▶ Website and app data records:
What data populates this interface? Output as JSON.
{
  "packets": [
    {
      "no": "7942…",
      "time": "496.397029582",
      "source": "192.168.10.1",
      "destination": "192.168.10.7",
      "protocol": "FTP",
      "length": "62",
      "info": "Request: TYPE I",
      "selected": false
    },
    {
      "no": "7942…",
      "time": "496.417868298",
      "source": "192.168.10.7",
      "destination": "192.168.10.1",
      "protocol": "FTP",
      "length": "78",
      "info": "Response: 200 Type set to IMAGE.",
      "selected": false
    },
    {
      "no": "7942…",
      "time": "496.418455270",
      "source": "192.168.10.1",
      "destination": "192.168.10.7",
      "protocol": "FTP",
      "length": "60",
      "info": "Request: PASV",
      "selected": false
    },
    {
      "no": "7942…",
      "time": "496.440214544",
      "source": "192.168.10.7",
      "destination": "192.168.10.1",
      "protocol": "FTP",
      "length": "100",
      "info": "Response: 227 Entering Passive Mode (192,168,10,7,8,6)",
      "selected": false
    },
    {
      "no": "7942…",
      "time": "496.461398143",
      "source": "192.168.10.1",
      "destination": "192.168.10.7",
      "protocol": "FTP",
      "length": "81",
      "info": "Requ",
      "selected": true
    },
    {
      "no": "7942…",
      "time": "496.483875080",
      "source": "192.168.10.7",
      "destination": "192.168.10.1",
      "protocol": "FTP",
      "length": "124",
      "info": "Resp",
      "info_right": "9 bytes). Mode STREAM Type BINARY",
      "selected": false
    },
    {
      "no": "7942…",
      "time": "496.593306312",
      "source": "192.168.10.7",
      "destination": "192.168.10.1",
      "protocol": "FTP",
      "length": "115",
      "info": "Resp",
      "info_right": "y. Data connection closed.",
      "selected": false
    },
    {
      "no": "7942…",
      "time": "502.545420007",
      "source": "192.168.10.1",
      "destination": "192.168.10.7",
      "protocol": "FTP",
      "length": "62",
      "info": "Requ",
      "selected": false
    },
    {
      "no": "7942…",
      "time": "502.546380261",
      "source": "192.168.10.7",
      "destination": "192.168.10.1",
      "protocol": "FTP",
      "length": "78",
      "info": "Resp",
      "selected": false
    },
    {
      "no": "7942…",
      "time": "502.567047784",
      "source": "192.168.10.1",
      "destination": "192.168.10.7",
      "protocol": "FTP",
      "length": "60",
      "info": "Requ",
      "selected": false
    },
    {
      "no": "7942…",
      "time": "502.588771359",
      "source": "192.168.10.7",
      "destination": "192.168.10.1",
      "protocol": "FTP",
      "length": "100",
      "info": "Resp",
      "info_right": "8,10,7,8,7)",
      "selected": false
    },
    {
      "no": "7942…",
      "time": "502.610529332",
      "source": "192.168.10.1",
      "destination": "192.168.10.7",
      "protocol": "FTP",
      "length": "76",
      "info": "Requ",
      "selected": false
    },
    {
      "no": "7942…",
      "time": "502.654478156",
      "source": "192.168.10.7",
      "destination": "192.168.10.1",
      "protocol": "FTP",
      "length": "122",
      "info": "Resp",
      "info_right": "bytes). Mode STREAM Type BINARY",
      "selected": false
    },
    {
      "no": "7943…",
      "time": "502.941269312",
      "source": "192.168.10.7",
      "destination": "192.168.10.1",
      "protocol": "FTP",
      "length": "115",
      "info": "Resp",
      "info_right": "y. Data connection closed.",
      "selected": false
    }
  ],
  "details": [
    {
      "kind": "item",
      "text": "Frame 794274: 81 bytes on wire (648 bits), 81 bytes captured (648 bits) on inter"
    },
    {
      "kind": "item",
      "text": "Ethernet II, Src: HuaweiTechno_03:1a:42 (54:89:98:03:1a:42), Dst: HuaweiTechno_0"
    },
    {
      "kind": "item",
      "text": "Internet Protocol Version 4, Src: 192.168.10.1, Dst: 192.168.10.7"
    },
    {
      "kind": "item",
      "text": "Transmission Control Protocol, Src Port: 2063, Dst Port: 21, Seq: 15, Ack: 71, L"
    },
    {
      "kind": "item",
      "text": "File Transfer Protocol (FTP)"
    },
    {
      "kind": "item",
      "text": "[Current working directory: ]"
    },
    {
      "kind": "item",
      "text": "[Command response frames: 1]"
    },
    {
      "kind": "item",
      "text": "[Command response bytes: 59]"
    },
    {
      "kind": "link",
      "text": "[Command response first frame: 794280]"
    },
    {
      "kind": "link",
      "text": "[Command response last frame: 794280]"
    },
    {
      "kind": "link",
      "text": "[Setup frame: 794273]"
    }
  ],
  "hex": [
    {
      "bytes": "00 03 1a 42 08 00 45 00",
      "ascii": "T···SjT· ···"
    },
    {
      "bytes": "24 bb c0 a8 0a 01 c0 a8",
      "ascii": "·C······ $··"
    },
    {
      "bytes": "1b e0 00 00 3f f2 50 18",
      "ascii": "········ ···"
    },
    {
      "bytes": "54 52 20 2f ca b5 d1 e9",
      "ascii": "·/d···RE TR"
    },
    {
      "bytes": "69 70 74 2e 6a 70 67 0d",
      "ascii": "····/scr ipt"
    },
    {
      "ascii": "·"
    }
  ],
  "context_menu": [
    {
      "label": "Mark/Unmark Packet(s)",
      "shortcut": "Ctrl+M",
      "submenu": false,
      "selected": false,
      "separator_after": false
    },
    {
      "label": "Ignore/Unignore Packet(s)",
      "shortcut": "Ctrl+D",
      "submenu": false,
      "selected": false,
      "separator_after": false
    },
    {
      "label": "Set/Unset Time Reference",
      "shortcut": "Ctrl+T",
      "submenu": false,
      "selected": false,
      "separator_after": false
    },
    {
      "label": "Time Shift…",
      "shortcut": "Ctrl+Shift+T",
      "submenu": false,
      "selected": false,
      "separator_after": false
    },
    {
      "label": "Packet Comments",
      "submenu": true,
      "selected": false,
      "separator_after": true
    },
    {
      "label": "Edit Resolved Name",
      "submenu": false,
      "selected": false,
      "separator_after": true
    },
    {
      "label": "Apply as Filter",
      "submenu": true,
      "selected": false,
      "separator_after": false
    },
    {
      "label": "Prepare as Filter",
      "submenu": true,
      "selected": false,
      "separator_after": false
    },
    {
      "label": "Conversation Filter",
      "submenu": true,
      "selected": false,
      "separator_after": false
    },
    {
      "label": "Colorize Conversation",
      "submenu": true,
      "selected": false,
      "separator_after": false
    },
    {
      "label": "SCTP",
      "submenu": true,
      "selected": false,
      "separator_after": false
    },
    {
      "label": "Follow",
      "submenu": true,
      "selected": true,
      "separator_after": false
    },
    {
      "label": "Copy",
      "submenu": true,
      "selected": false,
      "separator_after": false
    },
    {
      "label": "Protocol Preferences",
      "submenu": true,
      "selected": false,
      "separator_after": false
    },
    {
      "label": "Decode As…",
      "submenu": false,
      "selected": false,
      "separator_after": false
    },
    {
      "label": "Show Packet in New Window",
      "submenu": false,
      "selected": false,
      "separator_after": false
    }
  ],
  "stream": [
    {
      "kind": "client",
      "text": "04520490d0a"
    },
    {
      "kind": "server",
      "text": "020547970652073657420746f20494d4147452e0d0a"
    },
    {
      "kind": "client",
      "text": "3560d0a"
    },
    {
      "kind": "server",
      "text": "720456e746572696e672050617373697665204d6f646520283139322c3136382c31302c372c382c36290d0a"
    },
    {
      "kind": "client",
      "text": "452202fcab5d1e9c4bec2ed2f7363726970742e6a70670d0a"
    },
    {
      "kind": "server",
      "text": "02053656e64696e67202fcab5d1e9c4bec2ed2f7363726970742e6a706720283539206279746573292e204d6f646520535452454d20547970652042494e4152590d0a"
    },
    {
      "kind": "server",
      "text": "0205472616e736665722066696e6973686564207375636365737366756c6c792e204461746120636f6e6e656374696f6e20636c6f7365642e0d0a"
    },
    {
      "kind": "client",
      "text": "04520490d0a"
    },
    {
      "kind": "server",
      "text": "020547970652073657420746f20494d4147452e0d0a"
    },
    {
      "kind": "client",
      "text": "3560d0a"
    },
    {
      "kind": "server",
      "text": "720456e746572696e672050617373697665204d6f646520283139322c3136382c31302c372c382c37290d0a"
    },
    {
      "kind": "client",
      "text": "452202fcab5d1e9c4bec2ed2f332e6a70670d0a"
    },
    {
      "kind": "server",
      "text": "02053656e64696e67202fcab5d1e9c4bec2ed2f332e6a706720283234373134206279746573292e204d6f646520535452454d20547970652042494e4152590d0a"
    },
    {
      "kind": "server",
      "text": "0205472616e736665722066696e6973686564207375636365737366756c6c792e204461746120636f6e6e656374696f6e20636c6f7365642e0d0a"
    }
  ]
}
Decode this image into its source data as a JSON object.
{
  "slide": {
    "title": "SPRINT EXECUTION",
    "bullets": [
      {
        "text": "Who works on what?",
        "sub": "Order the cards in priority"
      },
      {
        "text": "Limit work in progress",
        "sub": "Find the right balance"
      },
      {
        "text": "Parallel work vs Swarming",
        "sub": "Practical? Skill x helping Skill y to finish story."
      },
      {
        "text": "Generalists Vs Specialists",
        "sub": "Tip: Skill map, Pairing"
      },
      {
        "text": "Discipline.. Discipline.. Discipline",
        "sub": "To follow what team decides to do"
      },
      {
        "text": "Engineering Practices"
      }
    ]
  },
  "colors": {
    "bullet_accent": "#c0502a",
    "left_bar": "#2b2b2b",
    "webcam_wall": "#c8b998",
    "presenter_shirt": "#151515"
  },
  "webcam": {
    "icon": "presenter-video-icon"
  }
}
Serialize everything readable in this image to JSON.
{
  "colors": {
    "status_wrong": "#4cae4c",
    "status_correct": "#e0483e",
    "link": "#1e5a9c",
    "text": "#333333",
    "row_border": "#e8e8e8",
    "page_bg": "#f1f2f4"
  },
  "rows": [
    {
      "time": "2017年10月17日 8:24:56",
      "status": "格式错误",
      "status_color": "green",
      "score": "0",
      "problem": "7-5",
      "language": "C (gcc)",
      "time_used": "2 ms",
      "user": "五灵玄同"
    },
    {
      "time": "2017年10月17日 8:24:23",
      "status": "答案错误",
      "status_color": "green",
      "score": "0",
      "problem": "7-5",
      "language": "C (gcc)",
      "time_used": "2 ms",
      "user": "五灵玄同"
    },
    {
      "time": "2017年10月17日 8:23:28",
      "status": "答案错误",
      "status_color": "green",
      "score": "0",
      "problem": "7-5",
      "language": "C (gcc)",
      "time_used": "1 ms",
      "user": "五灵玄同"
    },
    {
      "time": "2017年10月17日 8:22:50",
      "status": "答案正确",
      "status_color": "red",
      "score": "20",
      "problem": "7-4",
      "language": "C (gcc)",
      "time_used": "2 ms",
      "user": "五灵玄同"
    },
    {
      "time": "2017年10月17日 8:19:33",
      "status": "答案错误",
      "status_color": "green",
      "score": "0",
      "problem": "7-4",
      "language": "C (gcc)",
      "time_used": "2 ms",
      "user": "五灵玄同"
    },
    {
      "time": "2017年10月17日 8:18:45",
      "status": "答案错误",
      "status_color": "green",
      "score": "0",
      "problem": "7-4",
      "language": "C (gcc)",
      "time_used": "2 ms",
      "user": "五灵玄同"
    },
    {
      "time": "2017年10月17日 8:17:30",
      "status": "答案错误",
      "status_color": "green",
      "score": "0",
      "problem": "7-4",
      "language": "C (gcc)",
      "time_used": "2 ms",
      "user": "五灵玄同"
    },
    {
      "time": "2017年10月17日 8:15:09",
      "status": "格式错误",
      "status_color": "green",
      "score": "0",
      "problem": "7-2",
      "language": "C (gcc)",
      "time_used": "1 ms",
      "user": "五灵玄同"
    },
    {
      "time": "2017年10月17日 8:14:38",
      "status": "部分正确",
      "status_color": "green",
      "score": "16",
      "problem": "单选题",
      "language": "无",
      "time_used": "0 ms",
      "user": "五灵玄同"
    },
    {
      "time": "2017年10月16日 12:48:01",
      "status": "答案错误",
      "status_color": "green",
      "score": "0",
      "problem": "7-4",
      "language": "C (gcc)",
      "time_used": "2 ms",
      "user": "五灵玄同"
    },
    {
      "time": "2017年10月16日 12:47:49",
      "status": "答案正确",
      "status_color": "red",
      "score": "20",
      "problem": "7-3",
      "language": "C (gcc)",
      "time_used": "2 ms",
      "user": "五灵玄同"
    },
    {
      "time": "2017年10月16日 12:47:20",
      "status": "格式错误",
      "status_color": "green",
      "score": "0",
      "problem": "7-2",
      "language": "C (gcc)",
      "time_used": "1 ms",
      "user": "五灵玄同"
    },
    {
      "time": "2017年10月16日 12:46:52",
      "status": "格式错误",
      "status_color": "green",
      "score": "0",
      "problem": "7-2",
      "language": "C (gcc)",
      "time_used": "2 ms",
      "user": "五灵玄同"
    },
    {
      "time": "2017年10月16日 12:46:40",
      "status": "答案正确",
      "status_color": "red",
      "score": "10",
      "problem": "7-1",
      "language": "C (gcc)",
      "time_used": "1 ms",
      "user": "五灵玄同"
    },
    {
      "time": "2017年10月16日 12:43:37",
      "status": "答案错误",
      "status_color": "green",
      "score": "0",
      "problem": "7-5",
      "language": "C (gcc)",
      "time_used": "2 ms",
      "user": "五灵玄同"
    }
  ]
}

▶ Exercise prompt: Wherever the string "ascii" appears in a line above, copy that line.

▶ Written solution:
      "ascii": "T···SjT· ···"
      "ascii": "·C······ $··"
      "ascii": "········ ···"
      "ascii": "·/d···RE TR"
      "ascii": "····/scr ipt"
      "ascii": "·"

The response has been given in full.